LONDON A U.S.-style ban on Britain's banks trading with their own money is not needed and would be too difficult to enforce, members of an influential committee said on Friday.
Instead, Britain should use the threat of capital add-ons or other tools to bear down on any bank that shows signs of proprietary trading, said the Parliamentary Commission on Banking Standards (PCBS).
The PCBS said a U.S. ban on proprietary trading, known as the Volcker rule, has shown it is difficult to define and prohibit such trading, and it would impose an extra burden on UK regulators who already have to enforce a complex separation of banks' retail operations.
"The Banking Commission does not feel it appropriate to recommend the immediate prohibition of proprietary trading," said Andrew Tyrie, chairman of the PCBS.
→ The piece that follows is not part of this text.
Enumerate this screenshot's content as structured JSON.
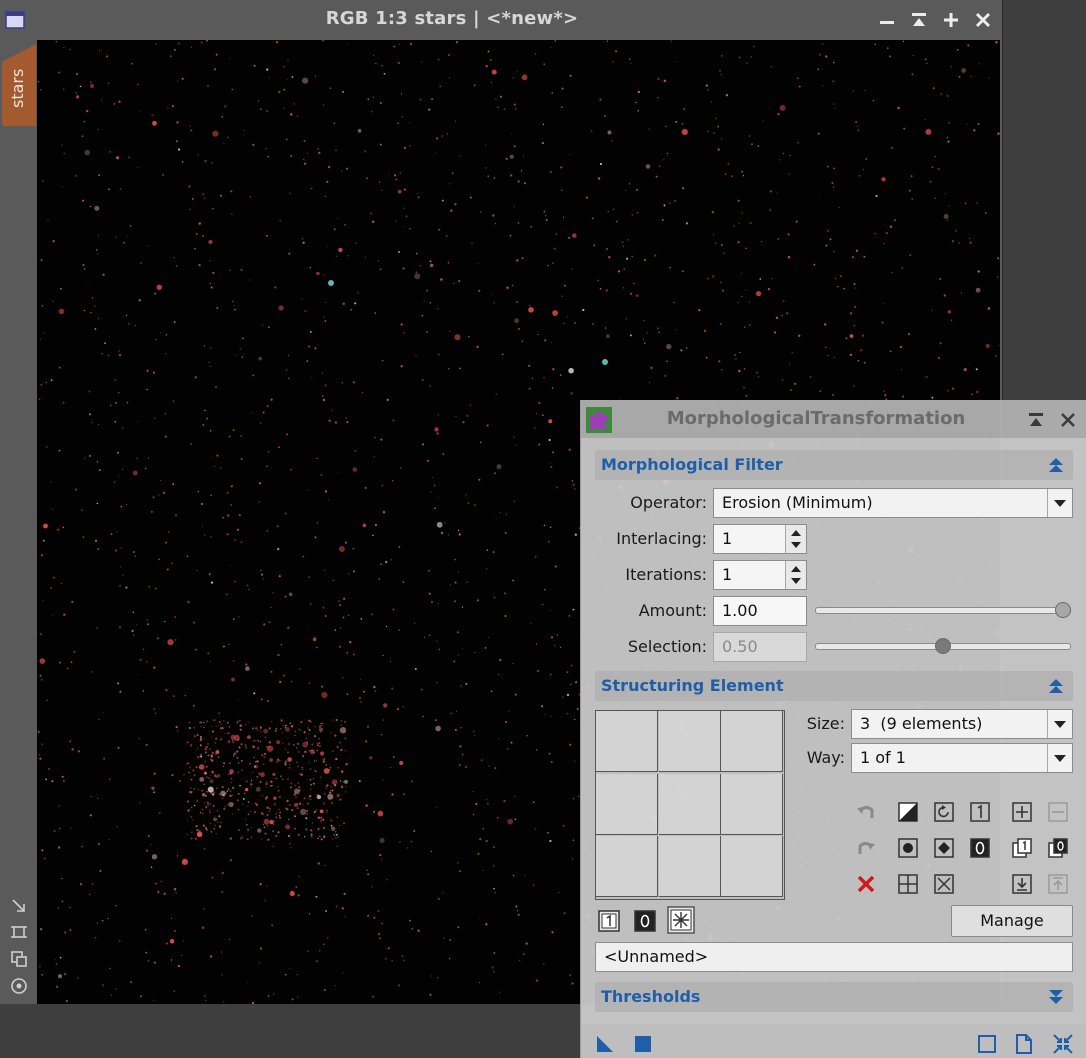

But he did not rule out a ban in the future.
"Were this approach to prove ineffective, further measures, including prohibition, could be desirable," he said in report released by the PCBS.
There has been limited support for a "Volcker rule" in Britain, which is pushing through plans to shield retail banking arms from riskier investment banking activity, called Vickers reform, as a way to safeguard taxpayers and depositors from any future banking troubles.
Incoming Bank of England Governor Mark Carney last month said there was no need to add a Volcker rule, citing the difficulty in drawing a line between market-making and proprietary trading.
The PCBS is finalising its report on banking standards, and its proposals could be added to a banking reform bill currently being discussed in Parliament.
UK banks told the PCBS they do not engage in proprietary trading and said they do not want to, but Tyrie said that could change: "At a time when banks are under less intense scrutiny, proprietary trading could re-emerge as a greater risk."
He said proprietary trading was not a suitable activity for a bank, and could lead to conflicts of interest, have harmful cultural effects and raise pay expectations.
The Prudential Regulation Authority, which takes over UK financial regulation in April, should pay close attention to big trading units and volatile revenue flows, and if it spots potential proprietary trading it should use capital add-ons or other methods to incentivise the firm to exercise tighter control, Tyrie said.
(Reporting by Steve Slater; editing by Stephen Nisbet)